Frequently Asked Questions

Q: How much money will I get every week for Washington unemployment benefits?

A.​ There is a range of possible benefit amounts for regular unemployment benefits starting at $188 a week and going up to $790 a week. The more a person earned in the recent past, the higher their unemployment benefit will be. In addition, the person may earn $300 a week in federal supplemental pandemic assistance for claims weeks through September 6, 2021.

Q: How long can I get benefits?

A.​ The maximum number of weeks a worker can get regular Washington UI benefits is 26 weeks. Under the federal pandemic UI programs, the government expanded benefit weeks up to 53.

Q: Are the $300 supplemental payments authorized in the American Rescue Plan retroactive?

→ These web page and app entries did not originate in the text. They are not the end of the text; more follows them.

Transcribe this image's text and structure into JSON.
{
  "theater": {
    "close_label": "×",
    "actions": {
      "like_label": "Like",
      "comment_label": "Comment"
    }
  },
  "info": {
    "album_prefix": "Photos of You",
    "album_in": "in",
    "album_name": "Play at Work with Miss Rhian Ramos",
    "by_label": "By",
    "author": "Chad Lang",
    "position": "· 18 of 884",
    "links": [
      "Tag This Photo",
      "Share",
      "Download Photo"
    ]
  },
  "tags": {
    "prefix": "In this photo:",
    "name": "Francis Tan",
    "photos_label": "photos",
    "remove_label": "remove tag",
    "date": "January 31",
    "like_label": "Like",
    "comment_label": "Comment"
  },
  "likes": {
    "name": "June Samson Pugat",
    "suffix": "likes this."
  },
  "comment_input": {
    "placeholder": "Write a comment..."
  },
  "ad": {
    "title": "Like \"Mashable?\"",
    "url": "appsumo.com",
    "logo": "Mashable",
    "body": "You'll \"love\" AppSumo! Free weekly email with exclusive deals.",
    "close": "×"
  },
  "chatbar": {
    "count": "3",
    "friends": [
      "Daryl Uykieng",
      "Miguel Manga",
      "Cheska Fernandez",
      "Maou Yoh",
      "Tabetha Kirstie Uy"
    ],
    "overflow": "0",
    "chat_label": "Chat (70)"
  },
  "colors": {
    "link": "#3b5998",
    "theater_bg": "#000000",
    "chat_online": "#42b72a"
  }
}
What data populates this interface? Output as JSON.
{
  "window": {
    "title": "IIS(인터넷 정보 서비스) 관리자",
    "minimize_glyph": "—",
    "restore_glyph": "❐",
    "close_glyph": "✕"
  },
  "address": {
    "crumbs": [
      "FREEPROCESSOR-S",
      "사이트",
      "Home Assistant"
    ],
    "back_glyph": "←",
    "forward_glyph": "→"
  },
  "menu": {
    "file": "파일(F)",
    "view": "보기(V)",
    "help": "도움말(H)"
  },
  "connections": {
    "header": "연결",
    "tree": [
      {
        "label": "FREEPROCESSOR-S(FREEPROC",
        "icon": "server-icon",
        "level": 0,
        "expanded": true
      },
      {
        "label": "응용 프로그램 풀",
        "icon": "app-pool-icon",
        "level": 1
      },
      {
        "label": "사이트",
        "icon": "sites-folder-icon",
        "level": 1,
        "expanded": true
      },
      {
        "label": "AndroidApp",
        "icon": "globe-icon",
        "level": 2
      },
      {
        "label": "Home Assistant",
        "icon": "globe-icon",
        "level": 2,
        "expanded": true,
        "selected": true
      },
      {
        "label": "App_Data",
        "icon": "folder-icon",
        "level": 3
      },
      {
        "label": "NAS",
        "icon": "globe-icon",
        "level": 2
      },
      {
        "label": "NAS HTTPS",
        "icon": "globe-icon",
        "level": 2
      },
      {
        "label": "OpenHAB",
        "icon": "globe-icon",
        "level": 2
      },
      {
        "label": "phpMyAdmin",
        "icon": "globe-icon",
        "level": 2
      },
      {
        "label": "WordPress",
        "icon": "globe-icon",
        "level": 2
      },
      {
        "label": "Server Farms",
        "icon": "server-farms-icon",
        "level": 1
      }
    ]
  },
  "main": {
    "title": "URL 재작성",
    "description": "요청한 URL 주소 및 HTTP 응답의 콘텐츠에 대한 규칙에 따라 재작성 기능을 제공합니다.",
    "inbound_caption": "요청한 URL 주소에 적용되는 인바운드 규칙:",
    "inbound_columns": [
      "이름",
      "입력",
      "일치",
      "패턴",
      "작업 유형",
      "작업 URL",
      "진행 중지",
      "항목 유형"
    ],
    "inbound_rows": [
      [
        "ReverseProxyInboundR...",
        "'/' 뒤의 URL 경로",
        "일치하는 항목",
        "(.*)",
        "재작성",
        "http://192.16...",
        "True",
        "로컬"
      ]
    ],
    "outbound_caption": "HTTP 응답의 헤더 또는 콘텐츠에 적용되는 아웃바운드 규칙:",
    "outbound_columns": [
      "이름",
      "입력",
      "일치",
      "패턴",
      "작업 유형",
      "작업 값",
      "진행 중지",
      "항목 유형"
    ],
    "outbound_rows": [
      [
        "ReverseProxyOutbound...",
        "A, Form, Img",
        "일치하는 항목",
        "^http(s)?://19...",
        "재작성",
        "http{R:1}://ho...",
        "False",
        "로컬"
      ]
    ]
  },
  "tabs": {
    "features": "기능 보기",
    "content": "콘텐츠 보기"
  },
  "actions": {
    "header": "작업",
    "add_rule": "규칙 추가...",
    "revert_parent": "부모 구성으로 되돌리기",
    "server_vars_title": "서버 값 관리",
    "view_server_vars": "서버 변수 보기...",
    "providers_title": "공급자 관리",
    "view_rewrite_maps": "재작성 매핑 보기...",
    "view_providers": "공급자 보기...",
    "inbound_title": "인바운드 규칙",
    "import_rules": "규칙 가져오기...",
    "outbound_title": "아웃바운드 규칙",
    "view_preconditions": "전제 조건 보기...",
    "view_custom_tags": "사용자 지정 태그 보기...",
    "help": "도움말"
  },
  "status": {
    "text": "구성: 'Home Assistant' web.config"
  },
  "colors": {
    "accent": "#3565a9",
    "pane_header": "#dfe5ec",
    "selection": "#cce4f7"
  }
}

A.​ No, they are not. There were no supplemental benefits available for the period of July 31, 2020 through December 26, 2020.

Q. How can I apply for the $300 federal UI benefit?

A.​ Anyone receiving UI benefits under a state or federal UI program is eligible for the additional $300 a week in Federal Pandemic Unemployment Compensation. The funds are available for any weeks of unemployment beginning after Dec. 26, 2020, and ending on or before September 6, 2021. No separate application is required.